That was four years ago, and today, though I remember that sense of gutted expectations, I also laugh at the tone of despair I took back then. It's true that Linc's diagnosis smashed my expectations to pieces and at first I was painfully tiptoeing around, always expecting to get a shard of glass slipper lodged in my heel. But what I didn't know at the time was that getting to face life without being burdened by some preconceived notion of how it's supposed to go is incredibly freeing.
I still hate those waiting rooms. Lately it's been a cruel string of them, prenatal visits that gave way to ER rooms and hollow, grating follow-ups. Just the thought of filling out one of those "what are your symptoms" charts seems overwhelming at this point. But this week, I had to take Lincoln in for a presumed infection. I knew it probably meant another long round of antibiotics, knew it meant the whole family could soon be infected and we would be back in the doctor's office one by one waiting for our very own prescription.
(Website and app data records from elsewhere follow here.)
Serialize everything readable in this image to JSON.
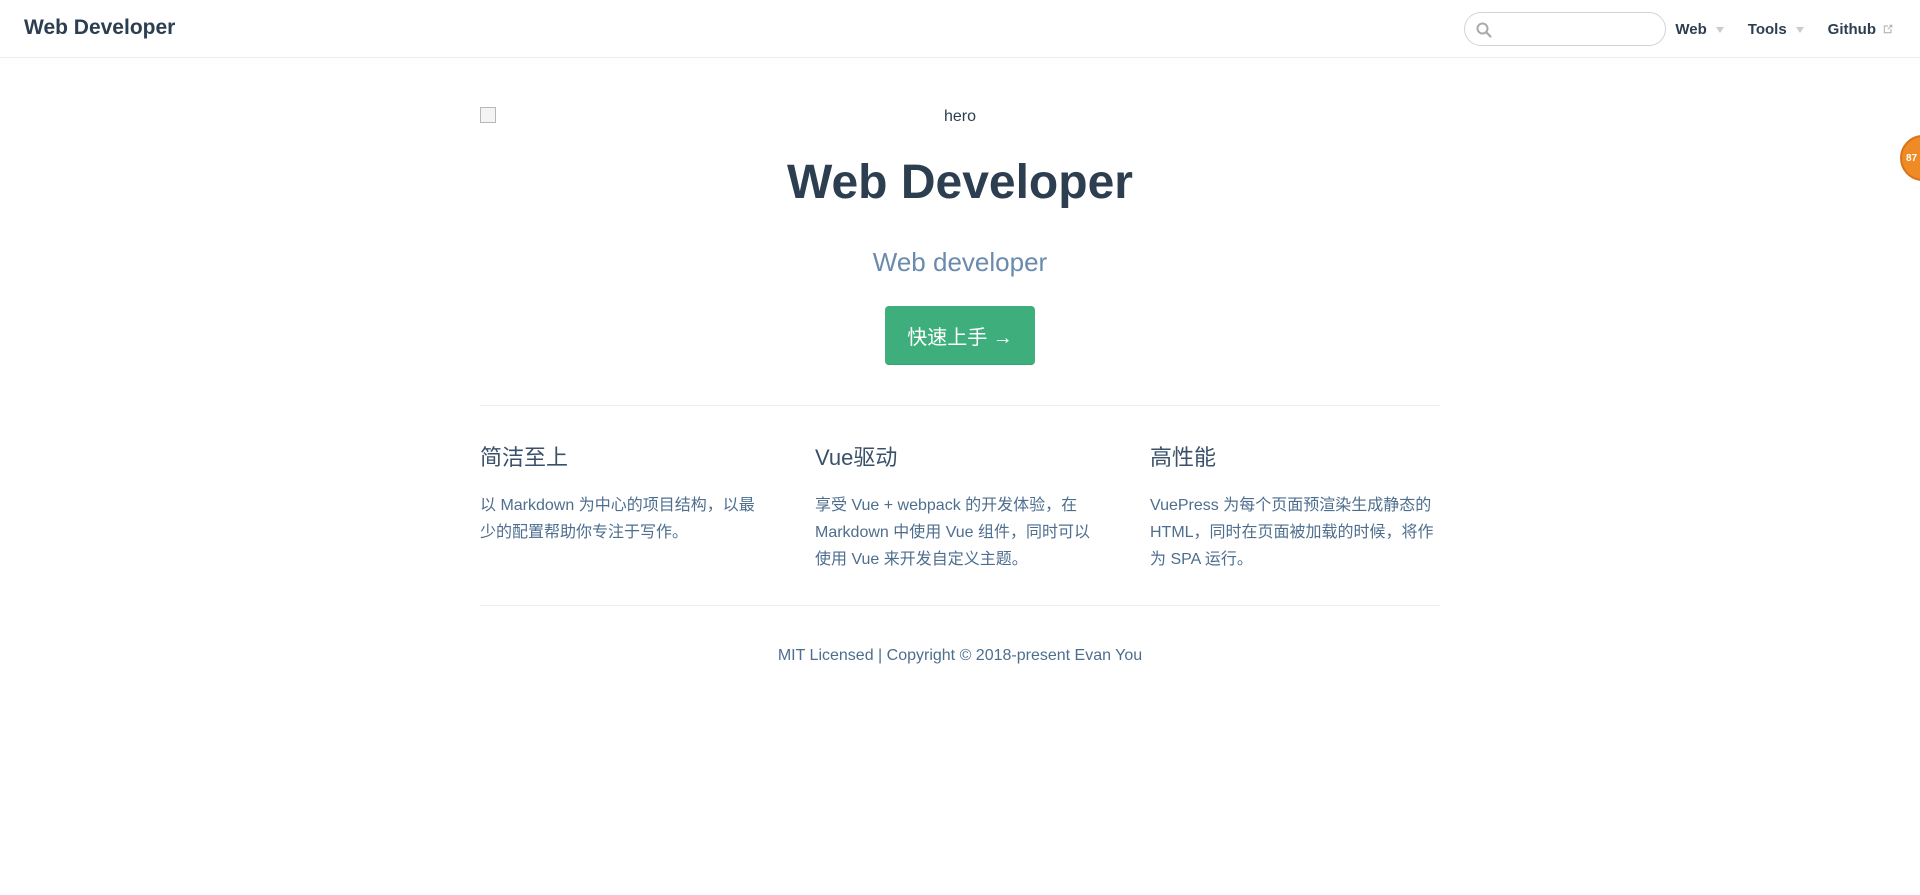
{
  "navbar": {
    "site_name": "Web Developer",
    "search": {
      "value": "",
      "placeholder": ""
    },
    "items": [
      {
        "label": "Web",
        "type": "dropdown"
      },
      {
        "label": "Tools",
        "type": "dropdown"
      },
      {
        "label": "Github",
        "type": "external-link"
      }
    ]
  },
  "floating_badge": {
    "text": "87"
  },
  "hero": {
    "image_alt": "hero",
    "title": "Web Developer",
    "description": "Web developer",
    "action_label": "快速上手 →"
  },
  "features": [
    {
      "title": "简洁至上",
      "details": "以 Markdown 为中心的项目结构，以最少的配置帮助你专注于写作。"
    },
    {
      "title": "Vue驱动",
      "details": "享受 Vue + webpack 的开发体验，在 Markdown 中使用 Vue 组件，同时可以使用 Vue 来开发自定义主题。"
    },
    {
      "title": "高性能",
      "details": "VuePress 为每个页面预渲染生成静态的 HTML，同时在页面被加载的时候，将作为 SPA 运行。"
    }
  ],
  "footer": {
    "text": "MIT Licensed | Copyright © 2018-present Evan You"
  },
  "colors": {
    "accent": "#3eaf7c",
    "text": "#2c3e50",
    "muted": "#6a8bad",
    "badge": "#f08a24"
  }
}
I was so angry that morning, angry that I had to go back to the doctor, angry that something else was going wrong and that life just wasn't cooperating with my plans.
But by the time we were parked in the familiar waiting room chairs, the anger evaporated, was swept right away by the sweet, soft hands of that baby we used to think would be a broken thing. Linc climbed into my lap and grabbed my cheeks with both hands. Look at me, he said without saying a word. I need your attention now.
He pointed to his nose and said "nose," asking to play our pass-the-time game. "That's right," I said, "That's your nose. Now, where are your ears?"
"Ears," he said, touching both ears. As we worked our way through his beautiful little body parts, his beautiful, functional, not at all broken body parts, Nico sat beside us reading about mythical creatures, interrupting us every few minutes to tell us about hydras and minotaurs.
Sometimes I forget how far we've come. I forget what we thought this journey was going to look like, that we were expecting a lifetime of choking on our misfortunes. But no, instead we are exploring healthy eyes and ears with healthy fingers. We are journeying into the world of mythical creatures on a weekday afternoon. We are laughing so loud in the waiting room that other patients look over at us and smile, too, overcome by our joy and love and hope. We are sick sometimes, yes, but we are not broken, not a single one of us. And on those days when we are stuck in the waiting room, we always know who to lean on, who to read to, and who to laugh with to pass the time.